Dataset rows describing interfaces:
■ ■ ■ ■ ■
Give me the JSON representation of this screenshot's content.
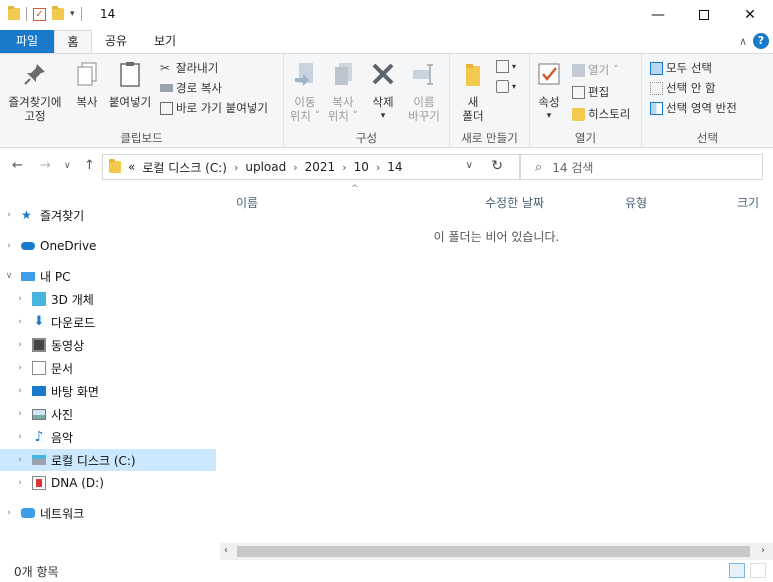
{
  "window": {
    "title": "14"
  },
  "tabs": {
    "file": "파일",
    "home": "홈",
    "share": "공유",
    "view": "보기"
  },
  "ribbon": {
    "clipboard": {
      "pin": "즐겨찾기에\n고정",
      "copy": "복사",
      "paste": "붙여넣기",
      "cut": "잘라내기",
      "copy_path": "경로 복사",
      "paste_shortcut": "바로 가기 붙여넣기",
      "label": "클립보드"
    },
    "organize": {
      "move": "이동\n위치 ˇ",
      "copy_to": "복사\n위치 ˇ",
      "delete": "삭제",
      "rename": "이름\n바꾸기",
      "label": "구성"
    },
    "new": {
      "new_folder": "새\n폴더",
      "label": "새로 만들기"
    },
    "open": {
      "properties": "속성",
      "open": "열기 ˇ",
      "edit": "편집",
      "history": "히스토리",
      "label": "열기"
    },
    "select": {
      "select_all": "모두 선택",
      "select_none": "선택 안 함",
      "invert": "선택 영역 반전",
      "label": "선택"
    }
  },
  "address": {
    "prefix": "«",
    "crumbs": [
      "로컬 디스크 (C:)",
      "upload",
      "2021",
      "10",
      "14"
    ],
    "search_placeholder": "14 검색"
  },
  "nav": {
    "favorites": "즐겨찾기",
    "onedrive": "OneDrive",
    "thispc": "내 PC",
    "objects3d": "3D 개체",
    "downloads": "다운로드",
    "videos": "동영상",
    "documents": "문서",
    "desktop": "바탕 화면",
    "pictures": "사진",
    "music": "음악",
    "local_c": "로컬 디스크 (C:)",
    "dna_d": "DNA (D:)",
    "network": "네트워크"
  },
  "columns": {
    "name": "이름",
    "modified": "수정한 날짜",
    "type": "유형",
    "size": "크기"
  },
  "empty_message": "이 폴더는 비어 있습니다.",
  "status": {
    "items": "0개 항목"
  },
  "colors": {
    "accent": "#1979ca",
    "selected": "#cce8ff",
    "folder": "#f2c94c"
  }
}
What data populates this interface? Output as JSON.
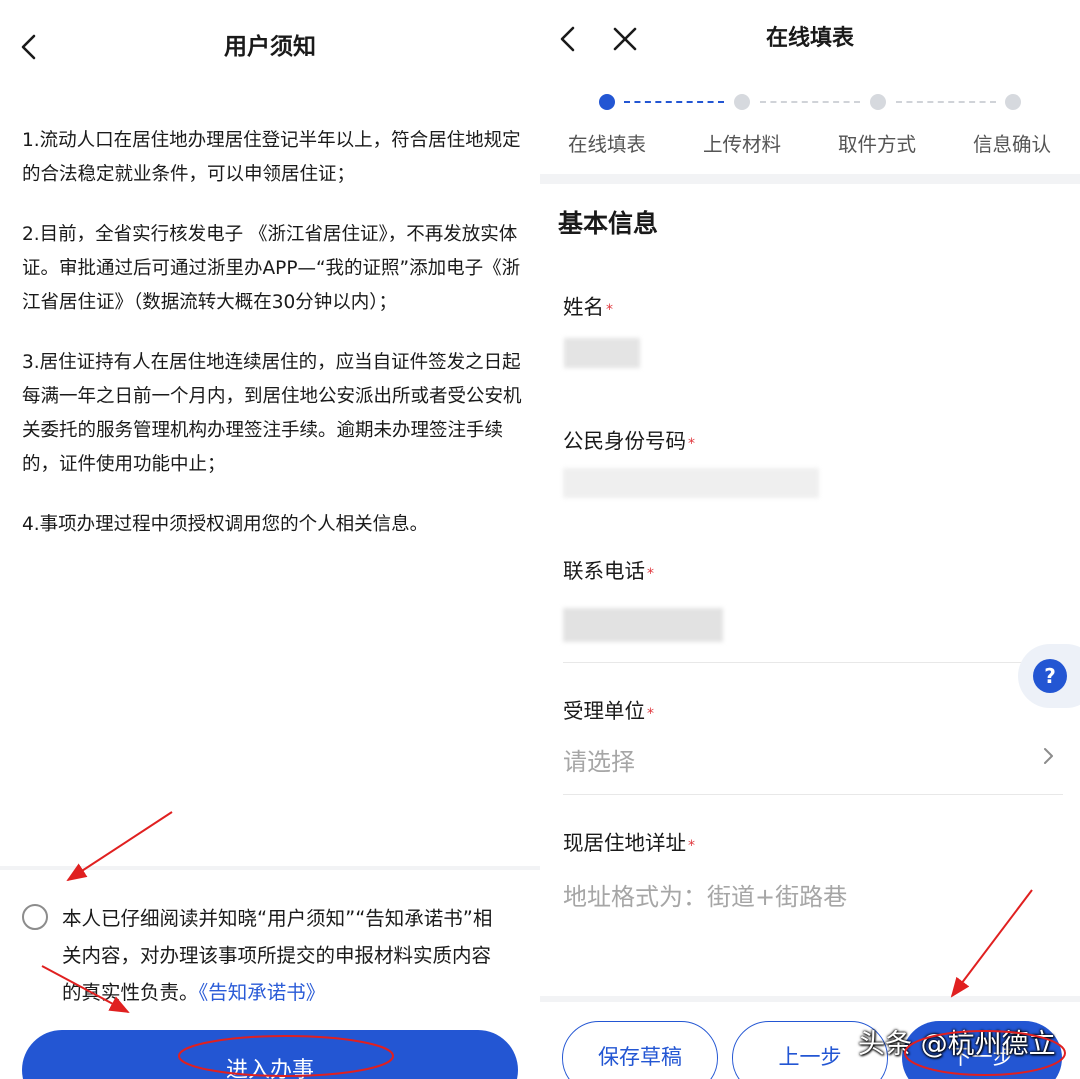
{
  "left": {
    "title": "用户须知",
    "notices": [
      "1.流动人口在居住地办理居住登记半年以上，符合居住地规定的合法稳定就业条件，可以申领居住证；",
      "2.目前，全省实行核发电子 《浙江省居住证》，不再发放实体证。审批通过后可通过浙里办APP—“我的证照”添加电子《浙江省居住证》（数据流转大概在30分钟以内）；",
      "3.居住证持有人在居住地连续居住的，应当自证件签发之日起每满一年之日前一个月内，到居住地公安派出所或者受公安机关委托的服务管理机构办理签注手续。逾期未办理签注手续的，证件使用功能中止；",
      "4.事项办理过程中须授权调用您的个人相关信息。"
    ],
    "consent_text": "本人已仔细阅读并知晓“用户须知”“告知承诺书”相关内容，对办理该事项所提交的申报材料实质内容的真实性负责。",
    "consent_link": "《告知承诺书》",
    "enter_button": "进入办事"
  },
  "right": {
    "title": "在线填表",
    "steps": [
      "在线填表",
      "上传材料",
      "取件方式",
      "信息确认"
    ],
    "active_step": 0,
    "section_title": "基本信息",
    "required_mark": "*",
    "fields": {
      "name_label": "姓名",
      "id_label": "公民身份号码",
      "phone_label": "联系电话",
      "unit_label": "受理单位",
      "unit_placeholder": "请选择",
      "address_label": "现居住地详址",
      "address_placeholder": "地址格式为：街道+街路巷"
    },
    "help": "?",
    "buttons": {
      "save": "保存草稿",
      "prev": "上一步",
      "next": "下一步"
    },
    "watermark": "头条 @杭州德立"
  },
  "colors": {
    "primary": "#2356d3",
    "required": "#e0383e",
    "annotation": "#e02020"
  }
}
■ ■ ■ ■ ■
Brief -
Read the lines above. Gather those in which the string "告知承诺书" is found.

Response below -
    "consent_text": "本人已仔细阅读并知晓“用户须知”“告知承诺书”相关内容，对办理该事项所提交的申报材料实质内容的真实性负责。",
    "consent_link": "《告知承诺书》",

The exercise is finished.